Hydration is essential for health, especially with outdoor temperatures high. Since water is necessary to deliver nutrients and oxygen to cells, aid digestion, control blood pressure, and regulate body temperature, getting enough fluids every day is essential to helping the body function properly.
Hydrate! While all kinds of beverages and many foods provide us with fluids, water is the best drink to keep us hydrated. There is no recommended daily intake level for water, as needs vary with many factors, including ambient temperature, activity level, and types of foods in the diet. Be aware that older adults are at an increased risk for dehydration because they may not sense the need for fluids in response to their bodies’ hydration state as well as they did when they were younger.
The commonly stated goal of drinking eight
(eight-ounce) cups of water a day has no firm scientific basis, but it is generally considered a reasonable goal. One way to tell if you’re getting enough fluid is to pay attention to your urine: dark urine indicates inadequate hydration.
Water Choices: Bottled waters are now the number one beverage in the U.S. These products come at a cost—both financial and environmental—so knowing what you’re getting and weighing your options carefully is important.
Tap water from public water systems is regulated by the Environmental Protection Agency (EPA). Routine testing of public water is required, and test results must be made available to the public. If your water comes from a well, the Centers for Disease Control and Prevention recommends having it tested once a year. Although U.S. drinking water is among the safest and most reliable in the world, it is not without controversy. Many people choose to use a whole house, under-sink, refrigerator, or pitcher-based filter system at home.
Spring water, according to the U.S. Food and Drug Administration (FDA), must be “derived from an underground formation from which water flows naturally to the surface” and cannot be altered. (Complaints have been raised against some manufacturers claiming fraudulent labelling.) “Glacier water” is typically runoff from a melting glacier (or glacier ice melted at a processing facility), but this is largely an unregulated term.
Mineral water, like spring water, originates from a protected underground water source that rises to the surface. According to the FDA, mineral water must contain at least 250 parts-per-million total dissolved solids, such as calcium, magnesium, zinc, and sodium. Flavor profile varies with the mineral make-up, and some mineral waters are effervescent from naturally occurring gases.
Purified water may come from any source (including a tap). It is purified by methods such as carbon filtration or reverse osmosis. Be aware that much of the water we buy in plastic bottles is simply tap water that has been filtered—often in ways similar to what can be accomplished more cheaply with a home filter.
Distilled water is a type of purified water from which all natural components have been removed. Distilled water prevents mineral buildup in appliances, for example, but it lacks beneficial nutrients and is not the best choice for human consumption.

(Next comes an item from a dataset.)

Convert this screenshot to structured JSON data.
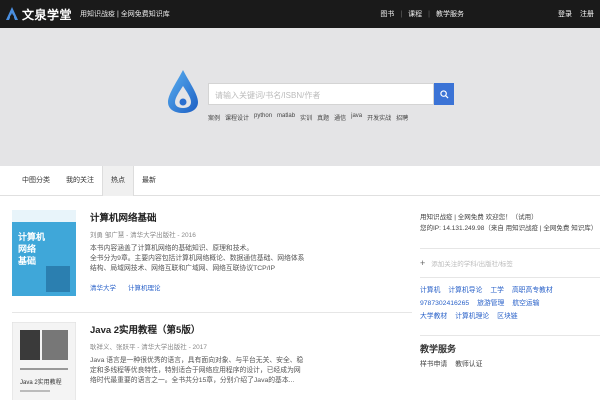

Alkaline water has been treated to have a higher pH level than most tap or bottled waters. Proponents claim it helps keep the body “in balance” and provides health benefits, but there is very limited research to support these claims. The kidneys naturally keep the body’s acid/base ratio in balance. Eating more plant foods and less animal protein is a science-backed way of making the kidneys’ job easier.
Electrolyte waters have added minerals, such as sodium, potassium, and magnesium. This category can include sports drinks (which generally contain added sugars in addition to minerals) and preparations specifically marketed for hydration during illness, such as Pedialyte®. All waters (except distilled) contain some electrolytes. The concentrations of minerals in so-called “electrolyte water” vary by brand. While these products may be useful to athletes who are sweating profusely or people with stomach viruses, they are not necessary for normal hydration.
Flavored waters typically use natural or artificial fruit flavors for a change of pace from “plain” water. Look for brands without added sweeteners, or, better yet, make them at home (see recipe, below).
Sparkling waters are a better choice than carbonated sugar-sweetened beverages when you’re in the mood for a fizzy drink. The bubbles in these drinks come from the addition of carbon dioxide. This category includes club soda (which is infused with minerals, including sodium), tonic water (with added minerals and quinine, which imparts a bitter taste), and seltzers. Seltzers are often enhanced with natural fruit flavorings, artificial flavorings, or sometimes a small amount of fruit juice. They are generally unsweetened, but always scan the label to be sure there are no added sugars.
Costs and Concerns: Bottled water is much more expensive than tap water, and the costs don’t begin at the cash register. There is a steep environmental cost to using fossil fuels to make plastic water bottles, and a reported 86 percent of them end up as garbage or litter. Research into possible health impacts of the chemicals that leach from plastic bottles into beverages is ongoing. Municipal drinking water is required to undergo more rigorous and frequent safety testing and monitoring than bottled water (although we must acknowledge notable lapses in safety, such as Flint, Michigan).
Homemade flavored water or plain seltzer with a splash of fruit juice are a great choice for a change of pace. If you do choose bottled or canned varieties, be sure to recycle the containers. All in all, filtering tap water at home and carrying a reusable water bottle is a better choice for the environment—and all that’s necessary for healthy hydration.